titan162

When the night of the choosing is upon them, scores of cadets head for the hills after hearing Erwin’s stirring but not altogether encouraging speech, curtly informing them that in the last four years, 60% of the Scouts have been wiped out, and he can’t guarantee those losses will go down just because they now have Eren.

What Erwin does do, without sugarcoating anything, is lay out their plan to return to Shiganshina, in hopes the answer to defeating the Titans for good lies there (a huge assumption, but one made by desperate people).

titan163

The ones who remain, less than two dozen, include all of the cadets who hung around Eren, Mikasa, and Armin, except for Annie and Marco. I’m gradually learning their names, but to be honest there are so many and they get so little time on screen it’s tough keeping track of them all, aside from the very distinctive Sasha, Connie, and Krista.

titan164

There’s no rest for the weary, as the newly-minted Scouts are immediately integrated into Erwin’s plan to do a practice run outside the wall to test whether getting Eren to Shiganshina is possible. This means Eren is reunited with Mikasa and Armin, and to the show’s credit, Mikasa demonstrates her undying devotion to Eren by neither forgiving nor forgetting what Levi did to him.

Eren is surprised to see Jean, and almost disproportionately devastated when he learns Marco died. But Marco, it would seem, is one reason Jean joined up, despite lacking what he perceives as Eren’s “death wish.”

titan165

Marco died quietly, ingloriously, and no one witnessed his end, nor will any songs be sung. It just happened, like it did with countless other humans, be they soldiers or not.
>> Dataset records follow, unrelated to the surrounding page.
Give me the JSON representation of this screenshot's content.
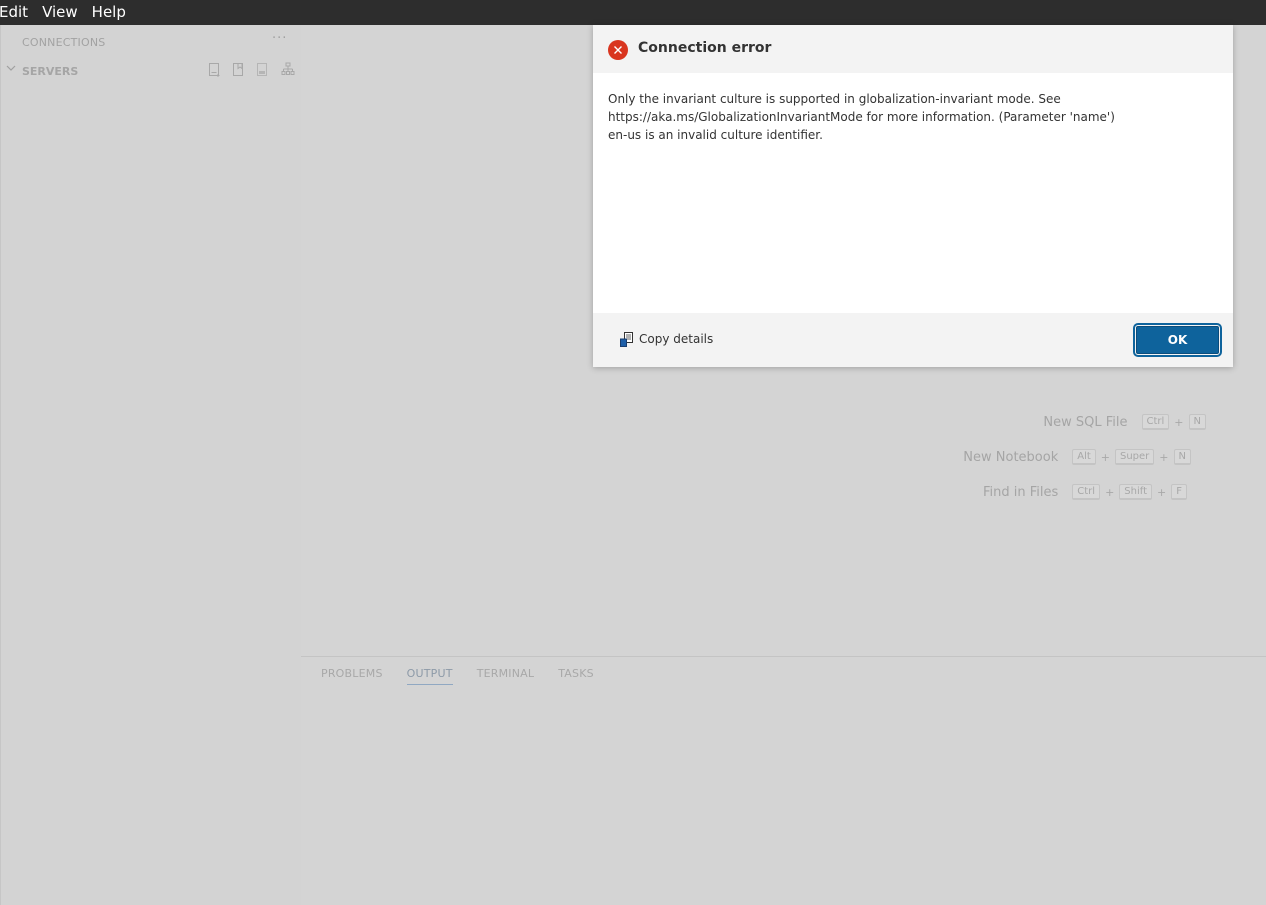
{
  "menubar": {
    "items": [
      "Edit",
      "View",
      "Help"
    ]
  },
  "sidebar": {
    "header": "CONNECTIONS",
    "more": "···",
    "servers_label": "SERVERS",
    "actions": [
      "new-connection-icon",
      "new-server-group-icon",
      "show-active-connections-icon",
      "disconnect-icon"
    ]
  },
  "editor": {
    "shortcuts": [
      {
        "label": "New SQL File",
        "keys": [
          "Ctrl",
          "N"
        ]
      },
      {
        "label": "New Notebook",
        "keys": [
          "Alt",
          "Super",
          "N"
        ]
      },
      {
        "label": "Find in Files",
        "keys": [
          "Ctrl",
          "Shift",
          "F"
        ]
      }
    ]
  },
  "panel": {
    "tabs": [
      {
        "label": "PROBLEMS",
        "active": false
      },
      {
        "label": "OUTPUT",
        "active": true
      },
      {
        "label": "TERMINAL",
        "active": false
      },
      {
        "label": "TASKS",
        "active": false
      }
    ]
  },
  "dialog": {
    "title": "Connection error",
    "message_lines": [
      "Only the invariant culture is supported in globalization-invariant mode. See",
      "https://aka.ms/GlobalizationInvariantMode for more information. (Parameter 'name')",
      "en-us is an invalid culture identifier."
    ],
    "copy_details_label": "Copy details",
    "ok_label": "OK",
    "error_color": "#d9351f",
    "button_color": "#0e639c"
  }
}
He also died without Eren ever noticing, until he was told by those who saw his body. I guess Jean took another look at himself as a military policeman after all he’d been through, and heard the words of praise from a comrade, and decided “I can contribute more directly to the cause.”

By doing so, he figures to die in a manner more likely to be remembered. But he’d rather not die at all, which is why he implores Eren, who still isn’t sure he can control his Titan form, to please, please don’t let them down. Don’t let any more of his comrades end up like Marco. Jean tells Mikasa not everyone can die unconditionally for Eren like her. Jean has conditions. If he’s going to die, he wants it to be for a good reason, and for someone to notice when it happens.

As the Scout Regiment storms out of the gates with purpose, in search of glory and salvation, there’s a good chance those conditions will be met.

8_brav2